I begged God in those minutes for another chance. I would do better. We would train her brain better. I would teach her to think in a way that I could keep her safe. We talk all the time here about how the brain works and that hers is a lot like mine was when I was her age. And happy news, the brain CAN be trained! We CAN change our thinking and our habits and our tendencies, if we want to. The problem is, she has very little desire to do so yet. I mean she has, and she does and she will continue to grow and change and develop but so far, she likes who she is! It was no skin off her back that we were terrified. It’s not her problem!
We must have hugged her a thousand times that afternoon. We would both say out of the blue, sometimes through tears, “I’m so happy you’re here with us right now!”
The thing is, I don’t want to teach her to be less present. I don’t want to take away her superpower of being so hyper-focused and adventurous. I don’t WANT to have to teach her to continuously interrupt her fun to ask herself, “What am I supposed to be doing right now?” I will send her to clean her room and go check on her 20 minutes later and she is playing with legos in a VERY messy room. She’ll walk into the pantry to get her vitamins, forget why she went there, and end up in the living room doing straddle press to handstands. She’ll walk through the door to leave the house and not close the door behind her. She’s 9! We’re LEAVING the HOUSE in a very crime-ridden neighborhood! She left the hose on for 2 days before we realized it. She left our filtered water fountain on full blast all night long. The list goes on…. and on.
The real issue is, I don’t have the patience or focus to follow her around all the time making sure she’s doing what she’s supposed to be doing… so I suffer the consequences. I repeat myself. I yell. Things don’t get done. There are tears.
Ali and I always say “We’re not raising kids. We’re raising adults.” We struggle between keeping them safe and letting them fail. Nadia in particular will climb anything, to an unsafe height, continuously. People will gasp and point and I will look and say, “Nadia, get down.” I’ve actually tried to do the math sometimes before saying it, “How MUCH damage would be done if she fell from that height?” In the end, it is usually best for every worried mother on the premises for her to just climb her little fanny back down to a reasonable level.

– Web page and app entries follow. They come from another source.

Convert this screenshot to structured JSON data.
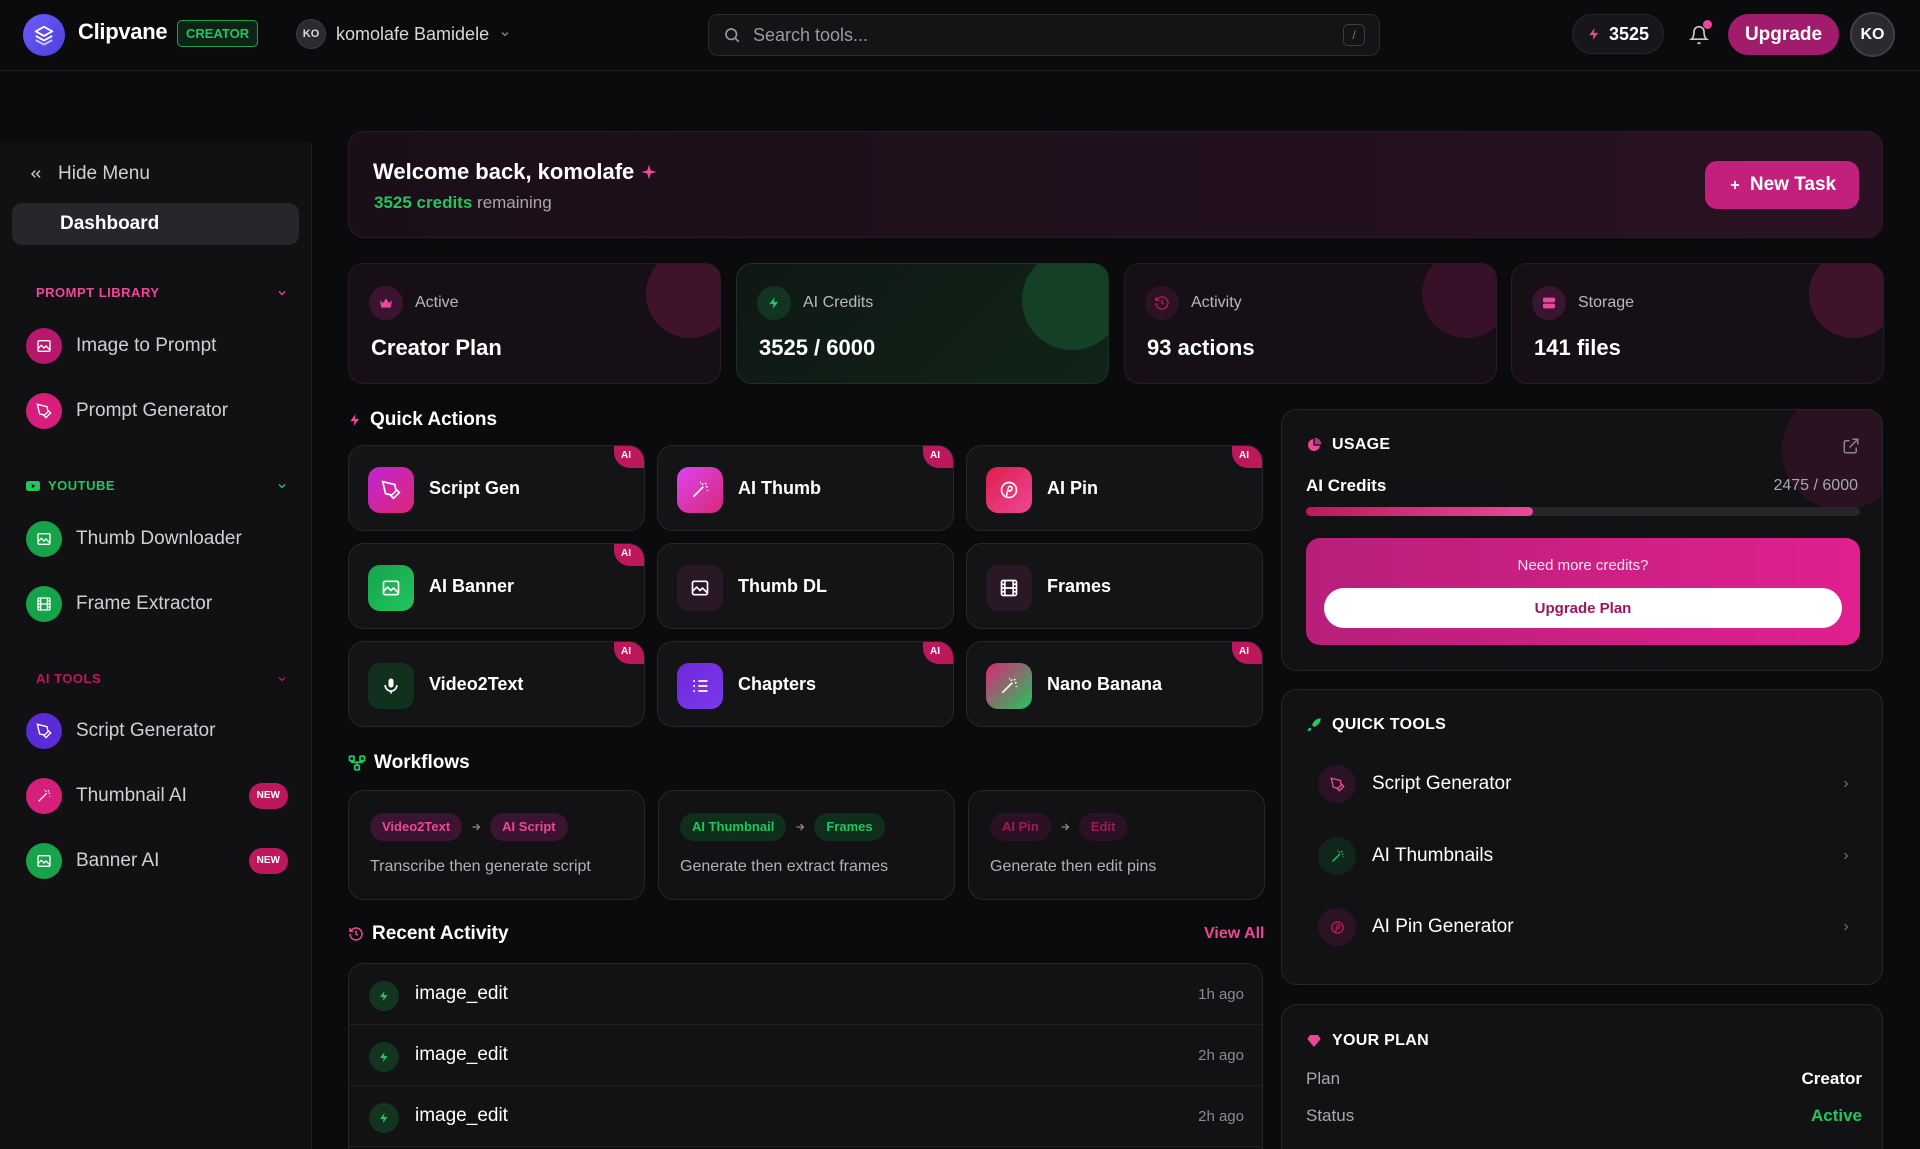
{
  "header": {
    "brand": "Clipvane",
    "badge": "CREATOR",
    "user_initials": "KO",
    "user_name": "komolafe Bamidele",
    "search_placeholder": "Search tools...",
    "search_shortcut": "/",
    "credits": "3525",
    "upgrade_label": "Upgrade",
    "avatar_initials": "KO"
  },
  "sidebar": {
    "hide_menu": "Hide Menu",
    "active_item": "Dashboard",
    "sections": [
      {
        "title": "PROMPT LIBRARY",
        "color": "#ec4899",
        "items": [
          {
            "label": "Image to Prompt",
            "badge": ""
          },
          {
            "label": "Prompt Generator",
            "badge": ""
          }
        ]
      },
      {
        "title": "YOUTUBE",
        "color": "#22c55e",
        "items": [
          {
            "label": "Thumb Downloader",
            "badge": ""
          },
          {
            "label": "Frame Extractor",
            "badge": ""
          }
        ]
      },
      {
        "title": "AI TOOLS",
        "color": "#be185d",
        "items": [
          {
            "label": "Script Generator",
            "badge": ""
          },
          {
            "label": "Thumbnail AI",
            "badge": "NEW"
          },
          {
            "label": "Banner AI",
            "badge": "NEW"
          }
        ]
      }
    ]
  },
  "welcome": {
    "title": "Welcome back, komolafe",
    "credits_text": "3525 credits",
    "remaining_text": "remaining",
    "new_task": "New Task"
  },
  "stats": [
    {
      "label": "Active",
      "value": "Creator Plan"
    },
    {
      "label": "AI Credits",
      "value": "3525 / 6000"
    },
    {
      "label": "Activity",
      "value": "93 actions"
    },
    {
      "label": "Storage",
      "value": "141 files"
    }
  ],
  "quick_actions": {
    "title": "Quick Actions",
    "items": [
      {
        "label": "Script Gen",
        "badge": "AI"
      },
      {
        "label": "AI Thumb",
        "badge": "AI"
      },
      {
        "label": "AI Pin",
        "badge": "AI"
      },
      {
        "label": "AI Banner",
        "badge": "AI"
      },
      {
        "label": "Thumb DL",
        "badge": ""
      },
      {
        "label": "Frames",
        "badge": ""
      },
      {
        "label": "Video2Text",
        "badge": "AI"
      },
      {
        "label": "Chapters",
        "badge": "AI"
      },
      {
        "label": "Nano Banana",
        "badge": "AI"
      }
    ]
  },
  "workflows": {
    "title": "Workflows",
    "items": [
      {
        "from": "Video2Text",
        "to": "AI Script",
        "desc": "Transcribe then generate script"
      },
      {
        "from": "AI Thumbnail",
        "to": "Frames",
        "desc": "Generate then extract frames"
      },
      {
        "from": "AI Pin",
        "to": "Edit",
        "desc": "Generate then edit pins"
      }
    ]
  },
  "recent_activity": {
    "title": "Recent Activity",
    "view_all": "View All",
    "items": [
      {
        "name": "image_edit",
        "time": "1h ago"
      },
      {
        "name": "image_edit",
        "time": "2h ago"
      },
      {
        "name": "image_edit",
        "time": "2h ago"
      }
    ]
  },
  "usage": {
    "title": "USAGE",
    "label": "AI Credits",
    "value": "2475 / 6000",
    "progress": 0.41,
    "need_more": "Need more credits?",
    "upgrade_plan": "Upgrade Plan"
  },
  "quick_tools": {
    "title": "QUICK TOOLS",
    "items": [
      {
        "label": "Script Generator"
      },
      {
        "label": "AI Thumbnails"
      },
      {
        "label": "AI Pin Generator"
      }
    ]
  },
  "your_plan": {
    "title": "YOUR PLAN",
    "plan_label": "Plan",
    "plan_value": "Creator",
    "status_label": "Status",
    "status_value": "Active"
  },
  "colors": {
    "accent": "#ec4899",
    "green": "#22c55e",
    "background": "#0b0b0d"
  }
}
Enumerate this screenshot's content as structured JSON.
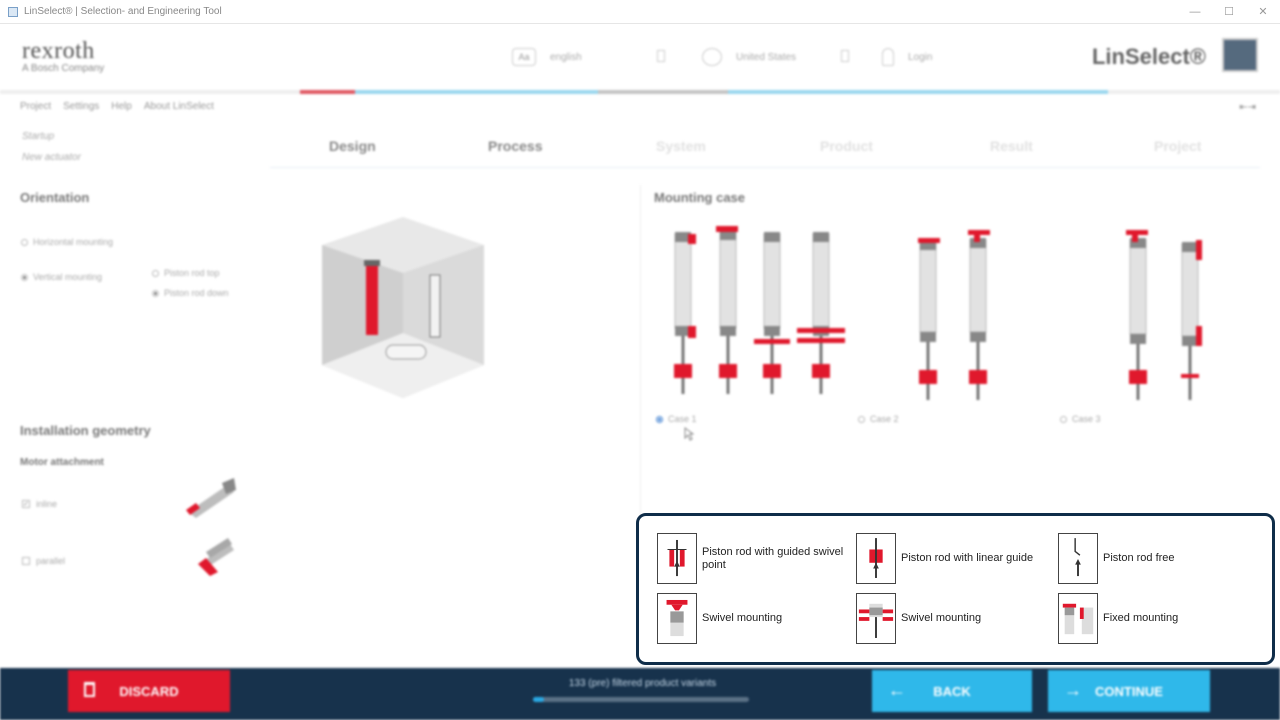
{
  "window": {
    "title": "LinSelect® | Selection- and Engineering Tool",
    "controls": [
      "—",
      "☐",
      "✕"
    ]
  },
  "header": {
    "brand": "rexroth",
    "tagline": "A Bosch Company",
    "language": "english",
    "language_icon": "Aa",
    "country": "United States",
    "login": "Login",
    "product": "LinSelect®"
  },
  "menu": {
    "items": [
      "Project",
      "Settings",
      "Help",
      "About LinSelect"
    ],
    "collapse": "⇤⇥"
  },
  "breadcrumbs": [
    "Startup",
    "New actuator"
  ],
  "steps": [
    {
      "label": "Design",
      "state": "active"
    },
    {
      "label": "Process",
      "state": "active"
    },
    {
      "label": "System",
      "state": "inactive"
    },
    {
      "label": "Product",
      "state": "inactive"
    },
    {
      "label": "Result",
      "state": "inactive"
    },
    {
      "label": "Project",
      "state": "inactive"
    }
  ],
  "orientation": {
    "title": "Orientation",
    "horizontal": "Horizontal mounting",
    "vertical": "Vertical mounting",
    "piston_top": "Piston rod top",
    "piston_down": "Piston rod down",
    "selected": "vertical",
    "selected_sub": "piston_down"
  },
  "installation": {
    "title": "Installation geometry",
    "motor_title": "Motor attachment",
    "inline": "inline",
    "parallel": "parallel",
    "inline_checked": true,
    "parallel_checked": false
  },
  "mounting": {
    "title": "Mounting case",
    "cases": [
      "Case 1",
      "Case 2",
      "Case 3"
    ],
    "selected_case": "Case 1"
  },
  "legend": [
    {
      "icon": "guided-swivel-point-icon",
      "label": "Piston rod with guided swivel point"
    },
    {
      "icon": "linear-guide-icon",
      "label": "Piston rod with linear guide"
    },
    {
      "icon": "piston-free-icon",
      "label": "Piston rod free"
    },
    {
      "icon": "swivel-mounting-top-icon",
      "label": "Swivel mounting"
    },
    {
      "icon": "swivel-mounting-mid-icon",
      "label": "Swivel mounting"
    },
    {
      "icon": "fixed-mounting-icon",
      "label": "Fixed mounting"
    }
  ],
  "footer": {
    "discard": "DISCARD",
    "variants": "133 (pre) filtered product variants",
    "variants_progress": 0.05,
    "back": "BACK",
    "continue": "CONTINUE"
  },
  "colors": {
    "accent_red": "#e0182c",
    "accent_blue": "#2fb8ea",
    "footer_bg": "#17324c",
    "callout_border": "#0f2d49"
  }
}
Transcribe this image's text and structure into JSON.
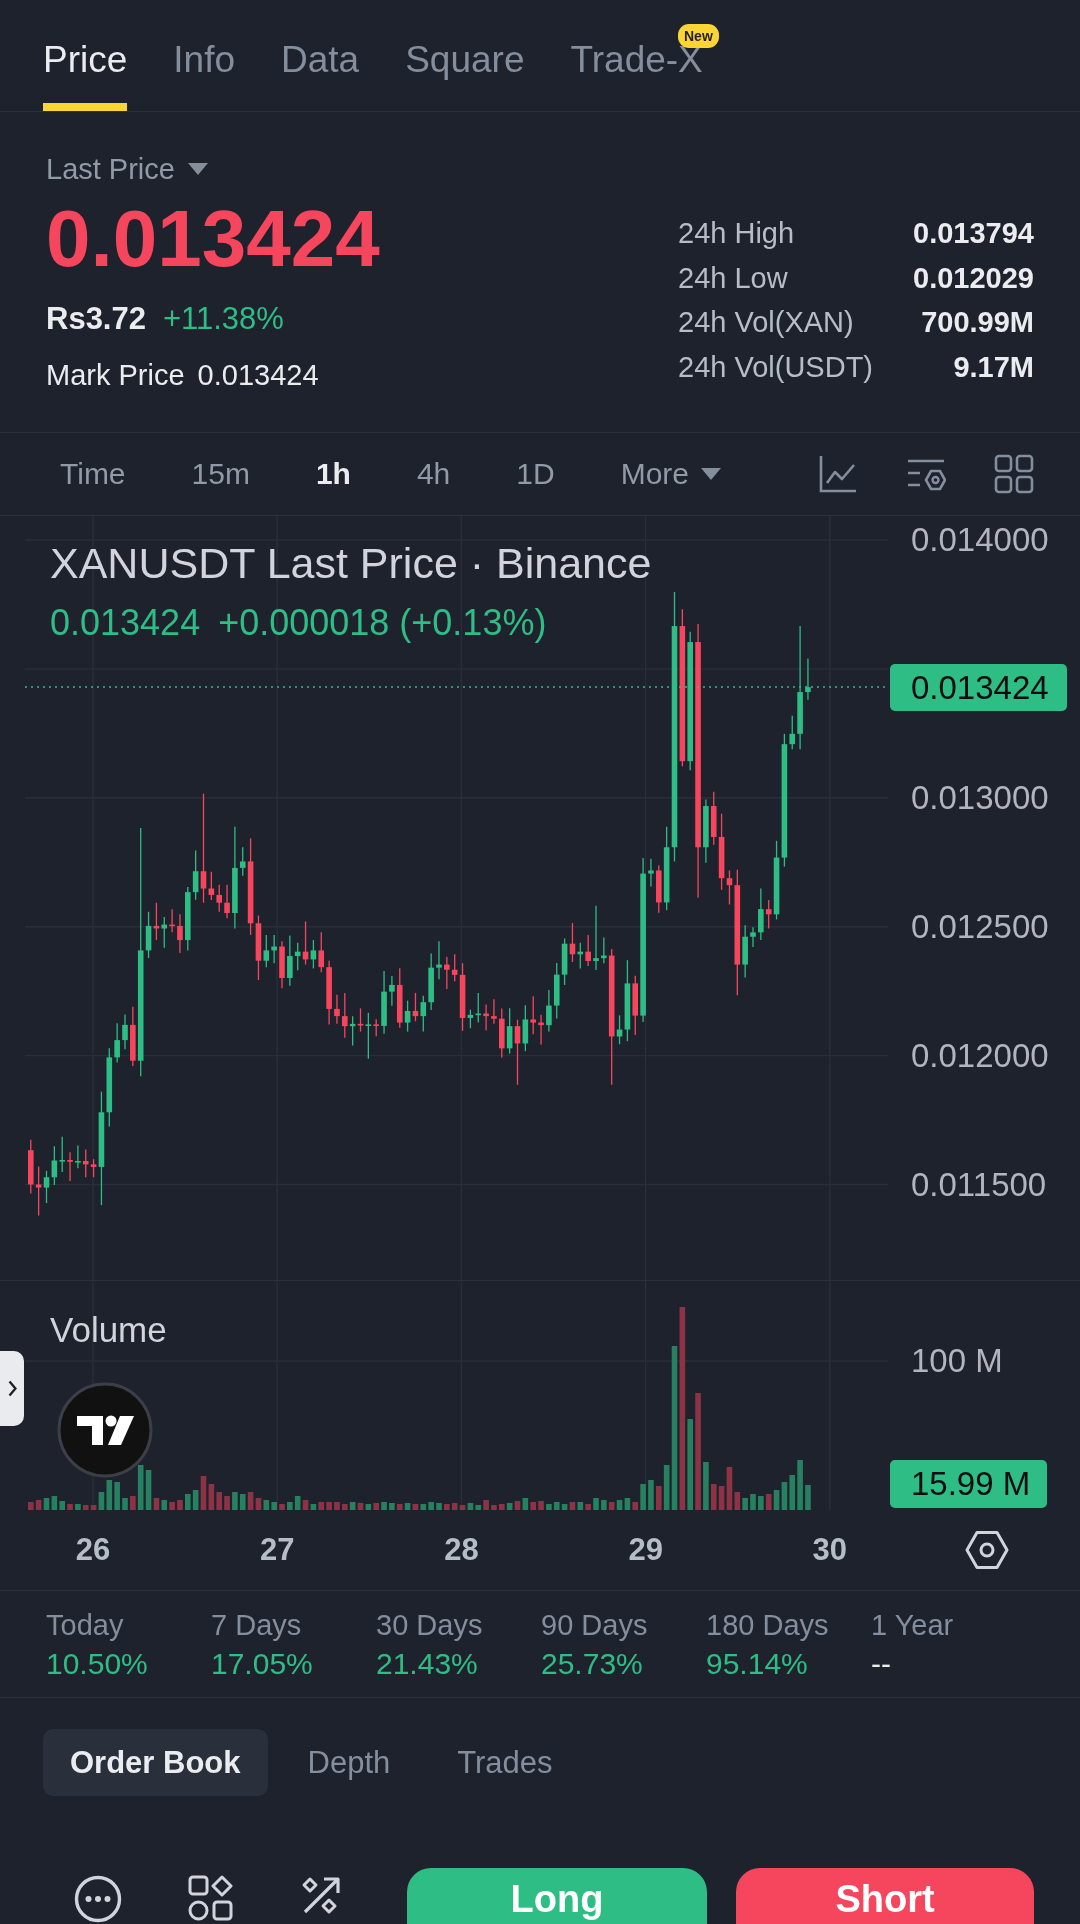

Here’s the point friends… I am failing, repeatedly, every single day… so badly that her life is in danger because of it. And I am struggling between letting her be her, and not squashing that amazing spirit, but also not losing my mind in the process. Parenting is hard. I’m reading the books. I’m taking the breaths. I’m really, REALLY enjoying learning who my kids are. I’m loving helping THEM notice their amazingness too. In the end, my best most important job, is to be eye to eye with these small humans, and truthfully, whole-heartedly, COMPLETELY reassure them that they are loved, they belong, I understand, and I LIKE who they are. And to encourage them to do the same for themselves.
I am thankful God continues to give me another day to try again. I apologize often and have warned them both… “It doesn’t matter how MUCH or how WELL I love you. You are going to have reason for therapy when you grow up. I am just going to continue to do the best that I can.”